It is insisted, however, that the attitude of the bank has been such that the defendant has been misled to its prejudice, in that not only did it give large credit to La Compañia Naviera for sums to be recouped from this insurance money but that in reliance upon its right to that money it refrained from taking the steps that it might have taken to save itself from loss; and in this connection it is suggested that but for the incident in July, 1919, when the bank waived its claim to the $13,000 remitted through it to Welch, Fairchild & Co., the defendant would have sought and would have been able to get additional security in the form of mortgages or pledges of one or more vessels belonging to La Compañia Naviera.

The proof in our opinion shows little or no tangible basis for these contentions; and so far as we can see not one dollar was ever advanced by the defendant to La Compañia Naviera upon the faith of any request, promise, or representation of the bank in that behalf extended; and it should be noted that the large losses incurred by the defendant for advances to that concern after July 23, 1919, were mostly incurred in the desperate effort to retrieve its position by operating the San Pedro. The suggestion that, but for the misleading attitude of the bank, the defendant would have been able to obtain additional security loses much of its force when it is considered that upon December 31, 1921, the defendant's books still showed unsecured indebtedness against La Compania Naviera to the amount of nearly P50,000. The idea that, but for the attitude assumed by the bank, the defendant would have materially bettered its position, is a speculation too remote to affect the issue of this action.

In the light of what has been said, it becomes necessary to reverse, as we hereby do reverse, the judgment appealed from; and judgment will be entered in favor of the plaintiff to recover of the defendant the sum of P250,000, with lawful interest from May 31, 1921, the date of the filing of the complaint. No special pronouncement will be made as to costs. So ordered.

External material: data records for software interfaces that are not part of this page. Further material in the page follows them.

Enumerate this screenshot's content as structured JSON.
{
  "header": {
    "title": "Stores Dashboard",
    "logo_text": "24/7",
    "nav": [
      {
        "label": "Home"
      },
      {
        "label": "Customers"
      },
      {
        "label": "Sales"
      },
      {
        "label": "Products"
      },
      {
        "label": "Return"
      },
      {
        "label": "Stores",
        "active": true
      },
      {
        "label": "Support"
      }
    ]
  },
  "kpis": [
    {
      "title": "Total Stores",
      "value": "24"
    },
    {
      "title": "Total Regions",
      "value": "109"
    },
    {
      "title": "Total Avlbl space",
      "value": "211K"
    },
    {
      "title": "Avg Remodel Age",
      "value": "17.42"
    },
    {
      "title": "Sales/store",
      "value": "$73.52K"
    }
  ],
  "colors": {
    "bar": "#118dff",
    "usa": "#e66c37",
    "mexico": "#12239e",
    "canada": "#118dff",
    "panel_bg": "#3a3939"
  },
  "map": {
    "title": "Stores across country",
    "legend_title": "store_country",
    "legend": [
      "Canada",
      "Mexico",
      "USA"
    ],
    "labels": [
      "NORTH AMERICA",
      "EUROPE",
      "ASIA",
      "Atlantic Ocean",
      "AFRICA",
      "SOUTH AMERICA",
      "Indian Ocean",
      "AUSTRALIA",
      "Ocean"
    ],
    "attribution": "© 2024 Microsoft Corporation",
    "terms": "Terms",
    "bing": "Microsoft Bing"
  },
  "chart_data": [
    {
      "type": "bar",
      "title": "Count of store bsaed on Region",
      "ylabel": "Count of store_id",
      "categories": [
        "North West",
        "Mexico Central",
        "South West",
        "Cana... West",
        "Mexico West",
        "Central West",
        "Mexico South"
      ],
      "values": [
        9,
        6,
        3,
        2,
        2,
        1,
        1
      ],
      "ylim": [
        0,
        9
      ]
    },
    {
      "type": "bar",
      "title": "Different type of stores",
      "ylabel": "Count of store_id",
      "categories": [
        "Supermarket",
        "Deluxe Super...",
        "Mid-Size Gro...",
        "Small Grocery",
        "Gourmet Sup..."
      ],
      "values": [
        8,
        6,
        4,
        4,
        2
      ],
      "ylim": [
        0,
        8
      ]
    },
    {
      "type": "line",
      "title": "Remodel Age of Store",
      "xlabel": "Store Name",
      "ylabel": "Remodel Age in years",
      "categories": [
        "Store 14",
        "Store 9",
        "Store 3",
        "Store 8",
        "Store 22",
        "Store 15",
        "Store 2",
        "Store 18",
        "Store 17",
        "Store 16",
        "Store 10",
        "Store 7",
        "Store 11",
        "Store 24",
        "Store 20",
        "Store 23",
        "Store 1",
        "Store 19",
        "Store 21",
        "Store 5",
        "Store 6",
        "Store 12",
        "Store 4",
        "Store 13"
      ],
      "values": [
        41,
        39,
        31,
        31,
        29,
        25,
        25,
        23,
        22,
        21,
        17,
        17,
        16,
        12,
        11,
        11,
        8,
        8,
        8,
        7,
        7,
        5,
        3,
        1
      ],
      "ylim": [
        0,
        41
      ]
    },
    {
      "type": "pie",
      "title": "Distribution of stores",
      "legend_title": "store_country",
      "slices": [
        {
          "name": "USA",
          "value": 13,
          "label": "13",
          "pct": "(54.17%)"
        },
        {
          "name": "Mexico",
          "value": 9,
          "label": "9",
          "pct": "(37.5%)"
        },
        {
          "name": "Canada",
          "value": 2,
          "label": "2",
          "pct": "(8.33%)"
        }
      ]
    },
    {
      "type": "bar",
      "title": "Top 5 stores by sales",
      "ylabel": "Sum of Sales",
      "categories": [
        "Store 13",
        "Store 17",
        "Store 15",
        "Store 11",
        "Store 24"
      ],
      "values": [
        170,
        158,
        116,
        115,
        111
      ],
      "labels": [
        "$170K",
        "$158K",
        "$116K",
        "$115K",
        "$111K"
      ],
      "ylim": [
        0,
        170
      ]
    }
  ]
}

Araullo, C.J., Avanceña, Villamor, Ostrand, and Romualdez, JJ., concur.

Mr. Justice Johns voted for reversal but he was absent at the time of the promulgation of the decision, and his signature therefore does not appear signed to the opinion of the court.



    Chief Justice



In my opinion judgment should be affirmed, for the reason that no contractual relation ever existed between Welch, Fairchild & Co., Inc., and the Philippine National Bank with respect to the funds in question.